Thanks for these wise words, straightforward but so true. Applicable to any kind of addiction, even if the neurochemistry is slightly different!
This is so true. I have been living on high at work as colleague who is my LO gives me nice feedback and is someone who I hangout with.
Need to be happier without external forces and still feel the high.
Cos I have given a boost to her self esteem and helped her in her own personal development an attachment has been bourne. But in my head
I have to say that your site is one of the very best on the Internet that truly understands limerence. This article is very representative of your exceptional writing abilities and high degree of your scholarly work. Universities award honorary degrees all the time. You actually deserve one for your body of work.
Thanks Zaggner, for your very kind words. And welcome!

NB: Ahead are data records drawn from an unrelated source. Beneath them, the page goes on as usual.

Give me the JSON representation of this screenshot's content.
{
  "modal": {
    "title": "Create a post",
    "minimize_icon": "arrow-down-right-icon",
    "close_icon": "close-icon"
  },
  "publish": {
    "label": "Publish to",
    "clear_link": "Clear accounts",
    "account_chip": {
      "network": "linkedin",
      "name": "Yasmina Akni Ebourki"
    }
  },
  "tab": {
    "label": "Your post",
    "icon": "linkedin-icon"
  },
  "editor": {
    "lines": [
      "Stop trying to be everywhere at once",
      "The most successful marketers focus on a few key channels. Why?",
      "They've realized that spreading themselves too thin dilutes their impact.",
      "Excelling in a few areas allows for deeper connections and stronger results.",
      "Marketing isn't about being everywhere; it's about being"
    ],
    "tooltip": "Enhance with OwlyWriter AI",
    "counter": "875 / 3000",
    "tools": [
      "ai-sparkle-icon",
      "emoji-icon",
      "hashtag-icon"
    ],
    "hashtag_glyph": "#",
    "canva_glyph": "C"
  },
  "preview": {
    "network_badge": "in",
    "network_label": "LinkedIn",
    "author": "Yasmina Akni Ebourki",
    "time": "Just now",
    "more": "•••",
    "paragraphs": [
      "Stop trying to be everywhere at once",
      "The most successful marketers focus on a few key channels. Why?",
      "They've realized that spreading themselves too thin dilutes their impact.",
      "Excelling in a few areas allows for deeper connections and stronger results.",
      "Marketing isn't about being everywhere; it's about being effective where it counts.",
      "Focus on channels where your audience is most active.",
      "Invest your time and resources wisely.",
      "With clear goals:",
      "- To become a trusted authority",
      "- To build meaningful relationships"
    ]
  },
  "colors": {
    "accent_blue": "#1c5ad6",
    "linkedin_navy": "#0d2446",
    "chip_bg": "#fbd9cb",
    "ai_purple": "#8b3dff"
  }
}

This is exactly how I feel! Since I became limerent about six weeks ago, I have had a much greater motivation for going to the gym, losing weight and focusing on my appearance. In many ways, I find the limerent condition helpful (although it isn’t helping me at work since my mind tends to wander and think about the LO). However, I just realized something strange tonight: While I want to shake off the obsession and the sense of “pining away” for the LO, I would be quite happy to downgrade my limerence to a simple crush that makes me happy and smile when I think about the LO. The biggest problem is I am married, but I have been able to deal with mild crushes in the past without them shaking the foundations of my marriage.
I hardly know the LO, and I have basically been NC since I met her six weeks ago. I did friend her on social media for less than a day, but I ended up unfriending her (with a partial explanation after I realized my wife would be jealous – the LO took it rather well, although she did want me to tell her more information about exactly what I had told my wife about her). After kicking myself in many ways for losing access to her social media page, I managed to find some online pictures of the LO tonight. I don’t mean to sound cruel, but I was actually struck by how old she looks. I remembered I had thought she was older than she is when I first met her, but I somehow downplayed that and built up how gorgeous she is in my mind. I still find her attractive, but it was oddly satisfying seeing those pictures of her tonight and realizing she isn’t as strikingly beautiful as I began to think of her as being. I am even wondering if this is the beginning of the end of the true limerent stage for me and if I am able to downgrade my feelings (although my interest goes beyond physical attraction). I read on another site dedicated to limerence that reminding yourself of the LO’s flaws and perhaps even creating a non-flattering nickname for the LO can provide some help. I think it helped me, although I would still like to retain some positive feelings and memories of this woman while being able to focus on self-improvement and improving my marriage.
> I managed to find some online pictures of the LO tonight. I don’t mean to sound cruel, but I was actually struck by how old she looks. I remembered I had thought she was older than she is when I first met her, but I somehow downplayed that and built up how gorgeous she is in my mind. I still find her attractive, but it was oddly satisfying seeing those pictures of her tonight and realizing she isn’t as strikingly beautiful as I began to think of her as being.
You’re very lucky 🙂 About a year ago, which was eight years after my fully-blown LE, my former LO showed up with a video in my social media feed. She was still ridiculously beatiful by all means, took on a professional career in an adjacent field and limerence started to develop again…
It’s so true that the limerent high can positively impact many areas of life not related to relationships. For example, for me, FOOD tasted so much better while I was limerent. I sort of became addicted to eating out. Also, colours seemed brighter and I became really interested in clothes. Now I am nonlimerent, I have honestly lost interest in clothes-shopping – no reason to look nice anymore! Haha!
After him, no one went, no one returned 🙁